First some background: Vitamin D does not meet the technical definition of a vitamin as something that is essential to human health but that cannot be produced by the body. Vitamin D is essential to our health (used in calcium and phosphorous metabolism, a strong role in the immune system, anti-cancer properties, and much more); however it can be produced by our bodies when we are exposed to the UVB rays of the sun. This role of sunlight was not known when the substance was first discovered and named. Once something is named, the name usually sticks, so Vitamin D it is and will remain.

Cholecalciferol or Vitamin D3, is the natural form of vitamin D for humans. Vitamin D3 is produced in the skin with sunlight exposure. Vitamin D2, known as ergocalciferol, is a compound produced by irradiating yeast with ultraviolet light. As a supplement, Vitamin D3 is much easier to metabolize than the D2 form.

There is some controversy over the optimal amounts of Vitamin D. The 400 IU amounts of Vitamin D found in many multiple vitamins are usually sufficient to prevent severe deficiencies but are usually not enough to provide optimal amounts. 2000 IU is usually taken as a safe optimal daily dose when supplementing; the only way to know for sure is have your Vitamin D levels tested. Blood levels of Vitamin D less than 20 ng/ml (nanograms per milliliter) is considered deficient while somewhere between 40 ng/ml and 70 ng/ml is considered optimal

Now for sunlight: 30 minutes of summer sunlight can produce up to 20,000 IU of Vitamin D for someone exposed to the mid-day sun while wearing a bathing suit without sunscreen. However, at our latitude, little or no Vitamin D will be produced by sunlight exposure from November through March. I had my Vitamin D levels tested in early April which should be somewhere near the annual low—mine was at 17 ng/ml which is just below the minimum recommended 20 ng/ml. Now it is May, and sunlight is abundant so I expect my levels by the fall will be quite high again. I think I’ll get retested then just to see…

The latest research shows that the dangers of too little sunshine exposure with subsequent low Vitamin D levels far exceed the dangers of too much sunlight exposure. (Don’t get sunburned though!) This leads to the following question: Why not simply supplement with vitamin D3 and not worry about getting sunshine? To me, this is similar to the question of why not just supplement with vitamins and ignore what we eat. I think that just as we are discovering that there are many previously unknown micro-nutrients that our bodies need in foods, we will discover that sunshine helps our bodies produce far more than simple Vitamin D.

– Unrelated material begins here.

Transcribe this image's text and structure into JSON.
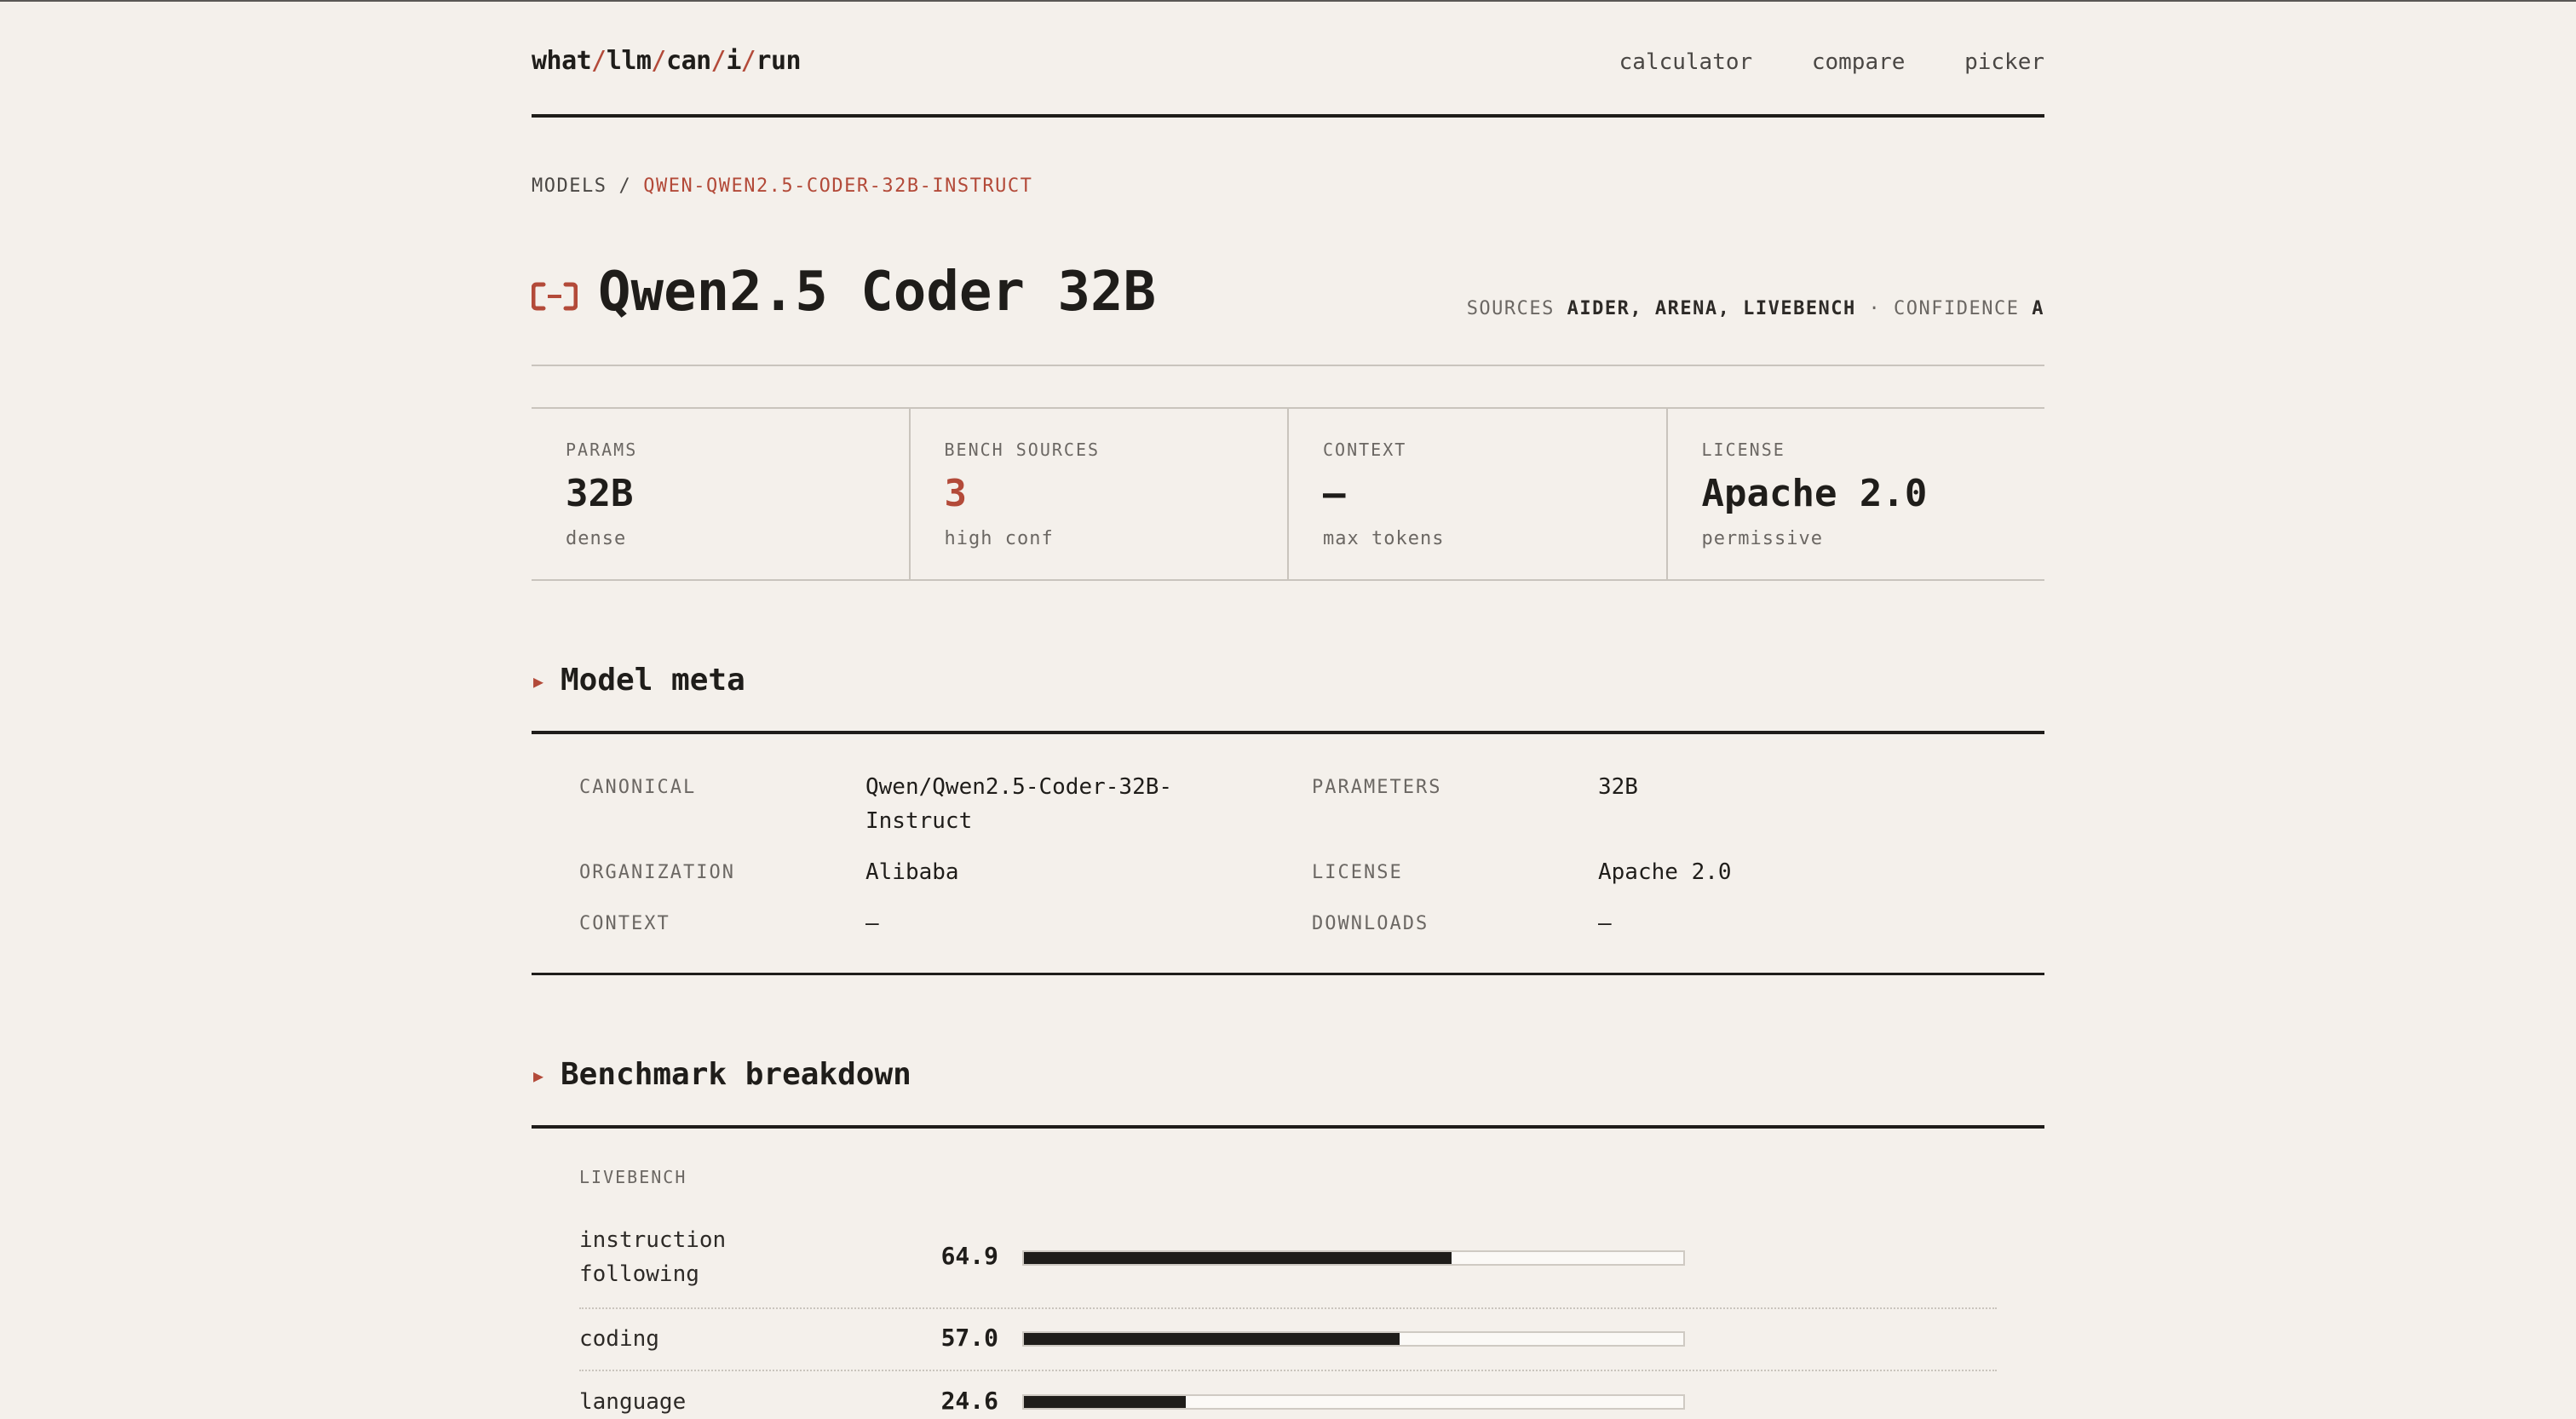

Science is beginning to show this. Here’s a link about a study showing that the effects of sunlight were greater than the effects of Vitamin D in reducing the incidence of multiple sclerosis symptoms: http://www.eurekalert.org/pub_releases/2010-03/uow-sel032210.php

Over time, I think that many other studies of this nature will be performed. In the meantime, heliotherapy (therapy with sunshine) has a long and successful history of promoting wellness and curing disease. Sunshine is cheap and abundant this time of year, so get out in the sun! Start with 15 or 20 minutes at a time with no sunscreen, but don’t let yourself get sunburned. For most of you, 90 to 150 minutes per week of direct mid-day sun should be sufficient. You will feel so much more relaxed!   In October, when the sun starts to get lower in the sky, I’ll recommend some vitamin D3 supplementation for many of you.